Fellow young big Dragan Bender appeared in just 43 games last season due to an ankle injury and also was limited in his minutes for Croatia at the EuroBasket this summer. There were glimpses last season of the player Bender is capable of being when he became the fourth 18 year old to score in a double digits in a season opener after LeBron James, Dwight Howard and teammate Devin Booker. But the rest of the season was largely disappointing.

Bender has to show more assertiveness on offense if he’s ever going to develop into the type of unicorn big man that the Suns thought they were drafting who could bring the ball up the floor and shoot threes at 7’2”. If he’s able to develop properly those skills combined with his ball moving ability would give the Suns one of the most unique weapons in the league.

That will come with building Bender’s confidence with more opportunities, more minutes and the ability to take the good with the bad that comes with a rebuild.

Another Kentucky alum, Tyler Ulis, will be another second year player to keep an eye on. The guard could find himself with a much bigger role should Eric Bledsoe moved.

His rookie season was rather underwhelming for the most part until he got going with an increased role after the all-star break with 13.2 points, 7.1 assists and 1.1 steals. As a starter it got even better with 16.1 points, 8.1 assists and 1.2 steals. Pretty impressive for a young man that John Calipari once called “the best floor general Kentucky has had since I’ve coached.”

Incredibly high praise for the 5’9” point guard.

Ulis will need to work on his range and become a more effective point shooter than his 26.6% in his rookie year and obviously defense is a concern for the 21 year old with his small stature, but if the rise of Isaiah Thomas has taught us anything it’s that undersized point guards can be effective in the NBA and Ulis may become a long term answer in the back-court for the Suns.

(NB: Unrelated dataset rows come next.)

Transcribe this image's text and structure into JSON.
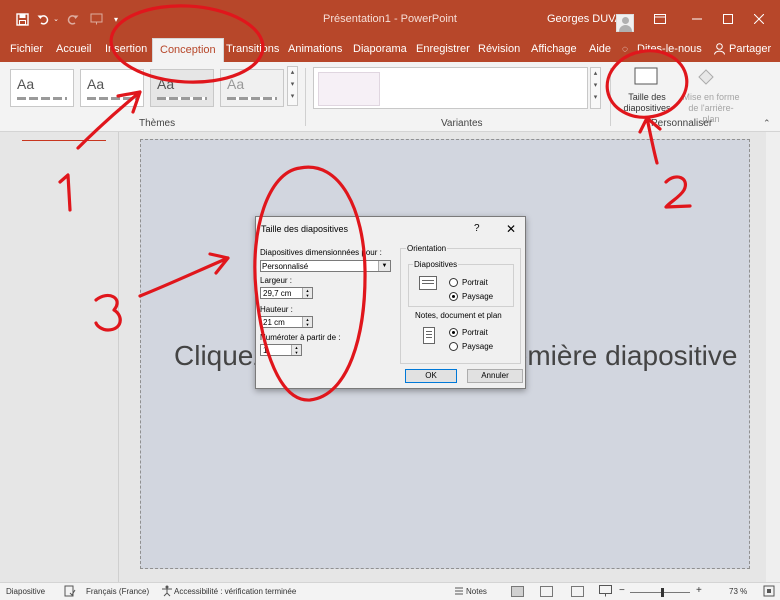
{
  "titlebar": {
    "title": "Présentation1  -  PowerPoint",
    "user": "Georges DUVAL",
    "save_icon": "save-icon",
    "undo_icon": "undo-icon",
    "redo_icon": "redo-icon"
  },
  "tabs": [
    {
      "label": "Fichier",
      "active": false
    },
    {
      "label": "Accueil",
      "active": false
    },
    {
      "label": "Insertion",
      "active": false
    },
    {
      "label": "Conception",
      "active": true
    },
    {
      "label": "Transitions",
      "active": false
    },
    {
      "label": "Animations",
      "active": false
    },
    {
      "label": "Diaporama",
      "active": false
    },
    {
      "label": "Enregistrer",
      "active": false
    },
    {
      "label": "Révision",
      "active": false
    },
    {
      "label": "Affichage",
      "active": false
    },
    {
      "label": "Aide",
      "active": false
    },
    {
      "label": "Dites-le-nous",
      "active": false
    }
  ],
  "share_label": "Partager",
  "ribbon": {
    "themes_label": "Thèmes",
    "variants_label": "Variantes",
    "customize_label": "Personnaliser",
    "theme_thumb_text": "Aa",
    "slide_size_label_1": "Taille des",
    "slide_size_label_2": "diapositives",
    "format_bg_label_1": "Mise en forme",
    "format_bg_label_2": "de l'arrière-plan"
  },
  "slide": {
    "placeholder": "Cliquez pour ajouter une première diapositive"
  },
  "dialog": {
    "title": "Taille des diapositives",
    "help": "?",
    "sized_for_label": "Diapositives dimensionnées pour :",
    "sized_for_value": "Personnalisé",
    "width_label": "Largeur :",
    "width_value": "29,7 cm",
    "height_label": "Hauteur :",
    "height_value": "21 cm",
    "number_from_label": "Numéroter à partir de :",
    "number_from_value": "1",
    "orientation_label": "Orientation",
    "slides_label": "Diapositives",
    "slides_portrait": "Portrait",
    "slides_landscape": "Paysage",
    "notes_label": "Notes, document et plan",
    "notes_portrait": "Portrait",
    "notes_landscape": "Paysage",
    "ok": "OK",
    "cancel": "Annuler"
  },
  "statusbar": {
    "slide_label": "Diapositive",
    "language": "Français (France)",
    "accessibility": "Accessibilité : vérification terminée",
    "notes": "Notes",
    "zoom": "73 %"
  },
  "annotations": {
    "n1": "1",
    "n2": "2",
    "n3": "3",
    "color": "#e0161c"
  }
}
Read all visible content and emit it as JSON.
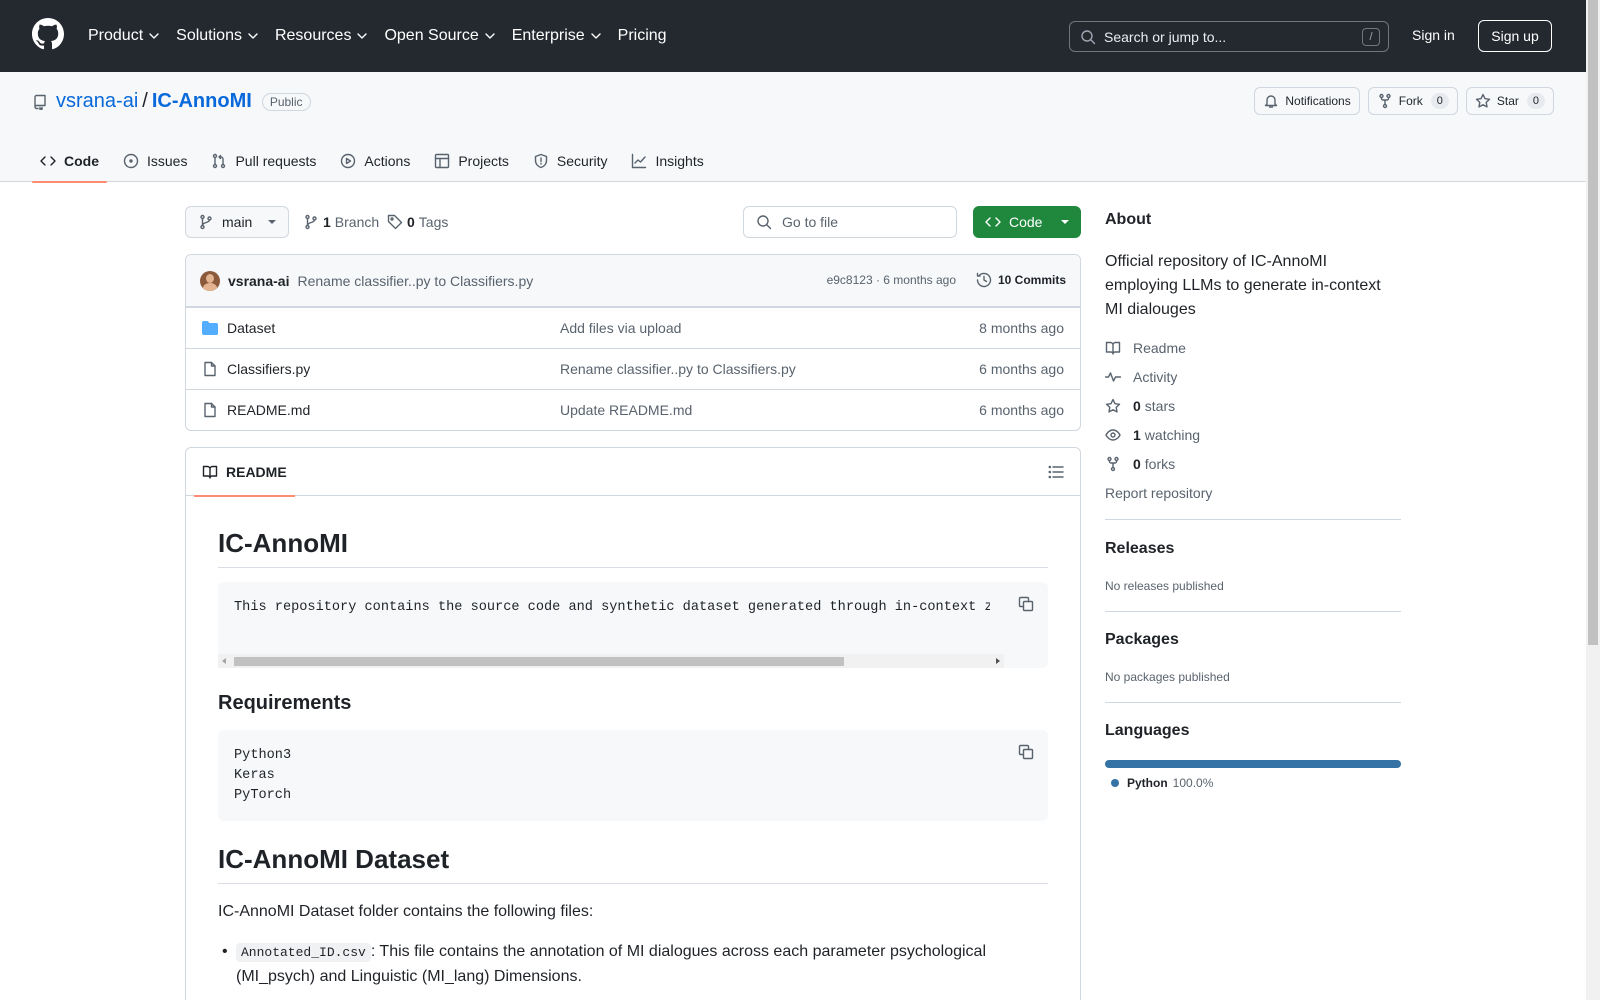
{
  "header": {
    "nav": [
      "Product",
      "Solutions",
      "Resources",
      "Open Source",
      "Enterprise",
      "Pricing"
    ],
    "search_placeholder": "Search or jump to...",
    "search_shortcut": "/",
    "signin": "Sign in",
    "signup": "Sign up"
  },
  "repo": {
    "owner": "vsrana-ai",
    "separator": "/",
    "name": "IC-AnnoMI",
    "visibility": "Public",
    "notifications_label": "Notifications",
    "fork_label": "Fork",
    "fork_count": "0",
    "star_label": "Star",
    "star_count": "0"
  },
  "tabs": [
    "Code",
    "Issues",
    "Pull requests",
    "Actions",
    "Projects",
    "Security",
    "Insights"
  ],
  "toolbar": {
    "branch": "main",
    "branch_count": "1",
    "branch_label": "Branch",
    "tag_count": "0",
    "tag_label": "Tags",
    "goto_placeholder": "Go to file",
    "code_button": "Code"
  },
  "commit": {
    "author": "vsrana-ai",
    "message": "Rename classifier..py to Classifiers.py",
    "hash_time": "e9c8123 · 6 months ago",
    "commits_label": "10 Commits"
  },
  "files": [
    {
      "type": "folder",
      "name": "Dataset",
      "message": "Add files via upload",
      "date": "8 months ago"
    },
    {
      "type": "file",
      "name": "Classifiers.py",
      "message": "Rename classifier..py to Classifiers.py",
      "date": "6 months ago"
    },
    {
      "type": "file",
      "name": "README.md",
      "message": "Update README.md",
      "date": "6 months ago"
    }
  ],
  "readme": {
    "tab_label": "README",
    "h1": "IC-AnnoMI",
    "intro_code": "This repository contains the source code and synthetic dataset generated through in-context zer",
    "req_heading": "Requirements",
    "req_lines": [
      "Python3",
      "Keras",
      "PyTorch"
    ],
    "dataset_heading": "IC-AnnoMI Dataset",
    "dataset_para": "IC-AnnoMI Dataset folder contains the following files:",
    "bullet1_code": "Annotated_ID.csv",
    "bullet1_text": ": This file contains the annotation of MI dialogues across each parameter psychological",
    "bullet1_text2": "(MI_psych) and Linguistic (MI_lang) Dimensions."
  },
  "sidebar": {
    "about_heading": "About",
    "description": "Official repository of IC-AnnoMI employing LLMs to generate in-context MI dialouges",
    "readme": "Readme",
    "activity": "Activity",
    "stars_count": "0",
    "stars_label": "stars",
    "watching_count": "1",
    "watching_label": "watching",
    "forks_count": "0",
    "forks_label": "forks",
    "report": "Report repository",
    "releases_heading": "Releases",
    "releases_note": "No releases published",
    "packages_heading": "Packages",
    "packages_note": "No packages published",
    "languages_heading": "Languages",
    "language_name": "Python",
    "language_pct": "100.0%",
    "language_color": "#3572A5"
  }
}
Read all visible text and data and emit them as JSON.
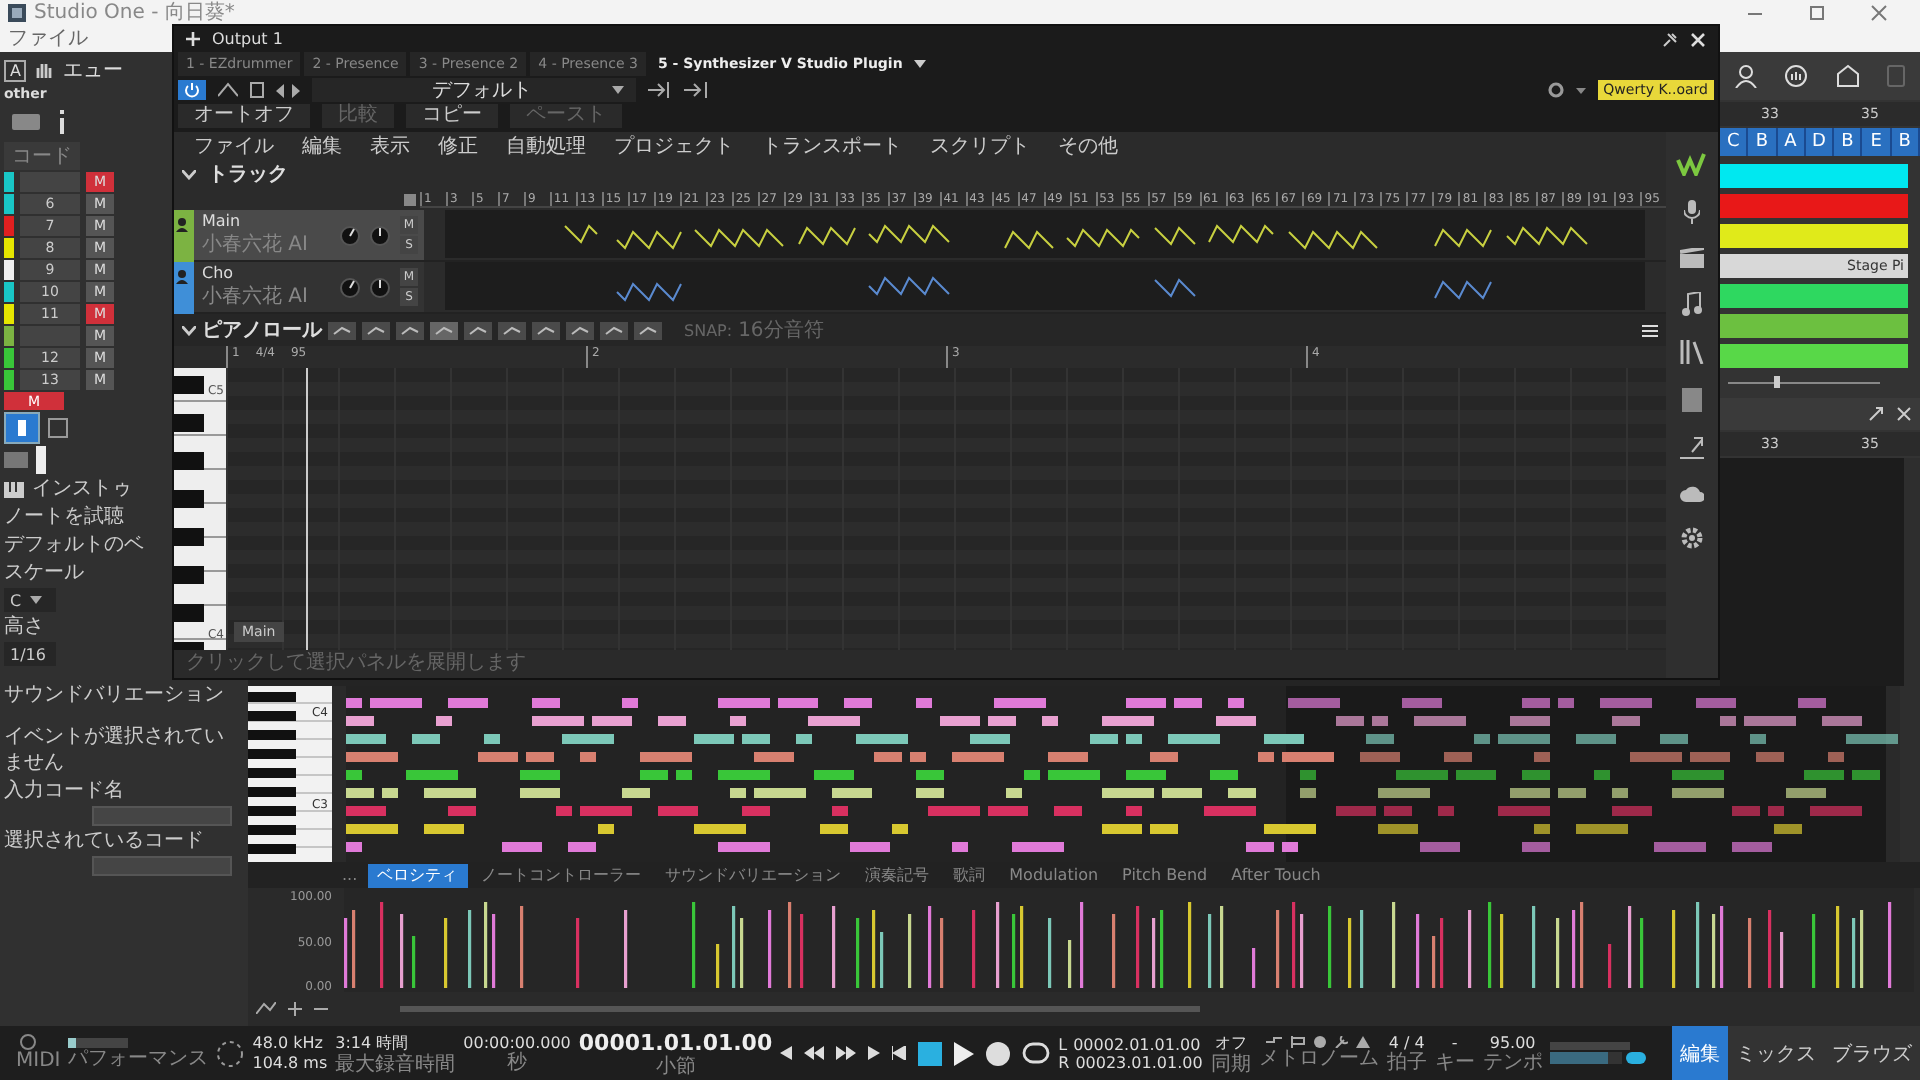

TJ Warren and Jared Dudley will provide some spark and stability on the second unit, but ultimately this team will be all about developing the youth and continuing to follow #TheTimeline.

Phoenix will be worth a watch for their young players – especially Josh Jackson and Devin Booker, but ultimately won’t win a lot of games as they focus on the future which means potentially moving on from Bledsoe and Chandler and focusing on playing young talent and looking for a lottery pick in this year’s top heavy draft as opposed to chasing wins.

The Suns will definitely finish at the bottom of the Western Conference once again and that’s exactly where they should be as they continue to acquire assets and build for the future.

Prediction: 20-62. 15th in the Western Conference.